The "Instantiate" line is executed if the player presses the space key on his/her keyboard. When this happens, the medal prefab is created at a position given by, which is just a fancy convention for (X = 0, Y = 0, Z = 0). The medal will have an orientation that's given by Quaternion.Euler, allowing use to set individual angles for the X, Y and Z axis. Don't worry, we'll get into that soon, after we get this project started.

Don't forget to save the code in Visual Studio, and then go to Unity. We need to create a "Medal" prefab, and then assign it our script file. Begin by right clicking "Assets" in the Project view, and then choose "Import New Asset".

import asset

You can import any of the files which are supported by the Unity engine, be them 3D models, sprites, etc. I chose to import a flat_medal1 image which has been saved as a png file.

Drag the imported sprite from the Project view in the Hierarchy view, and then drag it back to the Project view to create a prefab out of it. Right click the prefab, choose "Rename", and then set its name to "Medal".


We can now delete the sprite from the Hierarchy view; we won't need it from now on.

Right click an empty area in the Hierarchy view, and then choose "Create Empty" to create an empty object; by default, its name will be set to "GameObject".

create empty

Drag the "RuntimeEntities" script from the Project view over our "GameObject" in the Hierarchy view; this will attach our script to the empty game object. Take a look at the Inspector on the right side of the screen; a new "Runtime Entities" section has now been added to the object, and since we've used SerializeField in our code, we can now tell the engine which object (prefab) is our Medal.

Drag the Medal prefab in its corresponding field, the way I've done it in the picture below.

medal prefab

Phew! It took us quite a bit of time, but we are ready to run the project. Do that, and then press the "Space" key to instantiate a medal sprite.


There's a small problem, though; our sprite is created at X = 0, Y = 0, Z = 0 every single time! So, let's modify the code, making it create randomly placed medals which use randomly generated angles. Here's the modified version of the script.

modified script
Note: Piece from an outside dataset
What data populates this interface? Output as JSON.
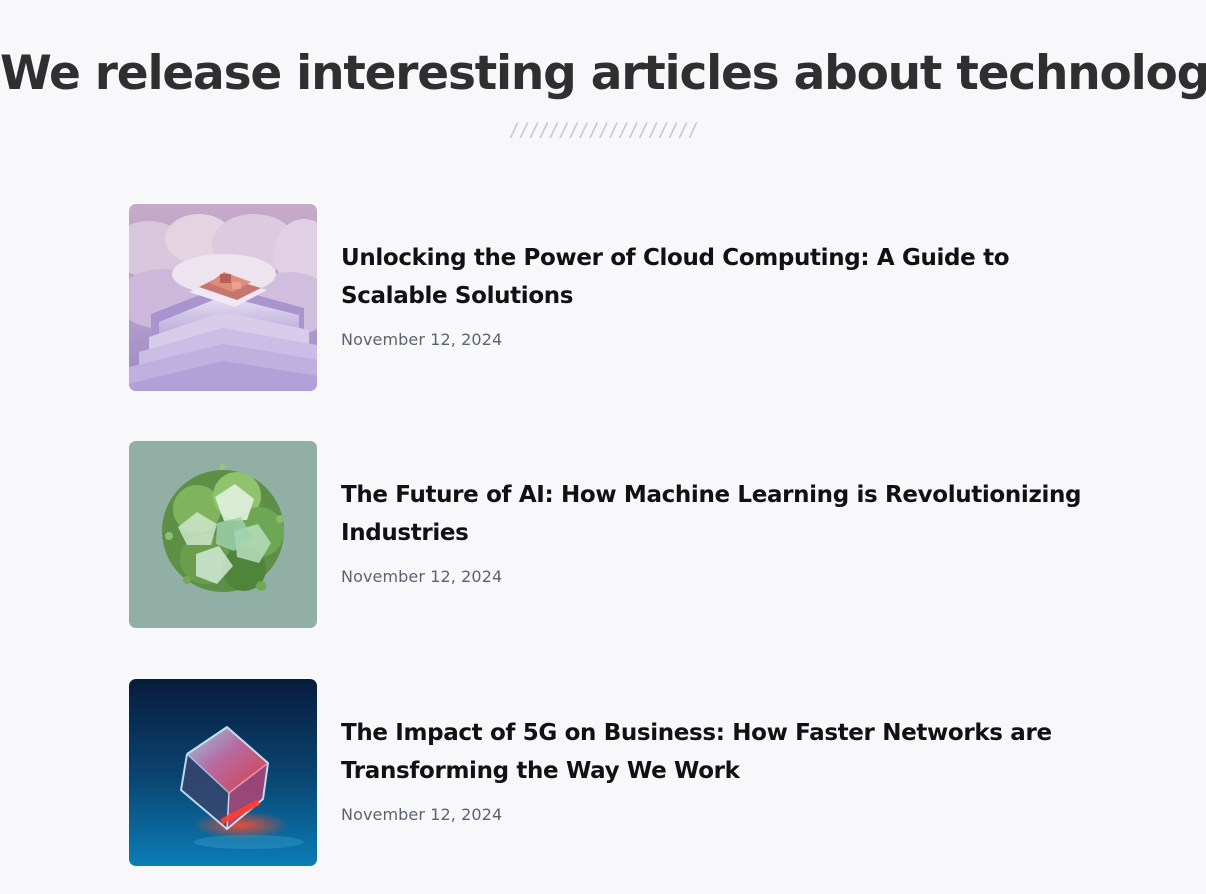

The good news is that only these two lines of code have been modified:

Vector3 medalPosition = new Vector3(Random.Range(-10.0f, 10.0f), Random.Range(-5.0f, 5.0f), Random.Range(-10.0f, 10.0f));
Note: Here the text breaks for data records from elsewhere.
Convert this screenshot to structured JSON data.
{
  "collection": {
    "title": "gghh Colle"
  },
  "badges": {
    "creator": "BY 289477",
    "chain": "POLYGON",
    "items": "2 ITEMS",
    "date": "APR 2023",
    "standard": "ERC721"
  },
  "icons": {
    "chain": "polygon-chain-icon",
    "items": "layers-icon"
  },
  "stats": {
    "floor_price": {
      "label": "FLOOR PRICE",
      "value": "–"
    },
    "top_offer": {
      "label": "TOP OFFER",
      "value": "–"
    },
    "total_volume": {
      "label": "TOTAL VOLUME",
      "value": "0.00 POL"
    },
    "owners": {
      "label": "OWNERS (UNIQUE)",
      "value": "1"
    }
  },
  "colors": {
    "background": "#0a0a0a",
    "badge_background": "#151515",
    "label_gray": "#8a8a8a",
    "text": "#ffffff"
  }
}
Instantiate(Medal, medalPosition, Quaternion.Euler(0, 0, Random.Range(0, 360)));

The first line creates a vector with three components which is named medalPosition. Its X component is set to a random value that ranges from -10 to 10, its Y component is set to -5...5 and its Z position is set to -10...10. I chose a smaller range on the Y axis because my monitor (and probably yours as well) has a bigger width in relation to its height.

The second line creates a Medal sprite anytime we hit the space key, just like before. However, the sprite will be instantiated at the random position given by medalPosition, using a random angle which has been set by Quaternion.Euler. I could have used random values for all the Quaternion components, but trust me: changing the Z (roll) angle is more than enough. Well, if you don't trust me, you can replace the first two zeros with Random.Range(0, 360).

That's all for today, guys! I'll let you enjoy the end result of our hard work. And I'm not talking just about the hard work we had to do by running the project, and then pushing the space key a few hundreds of times...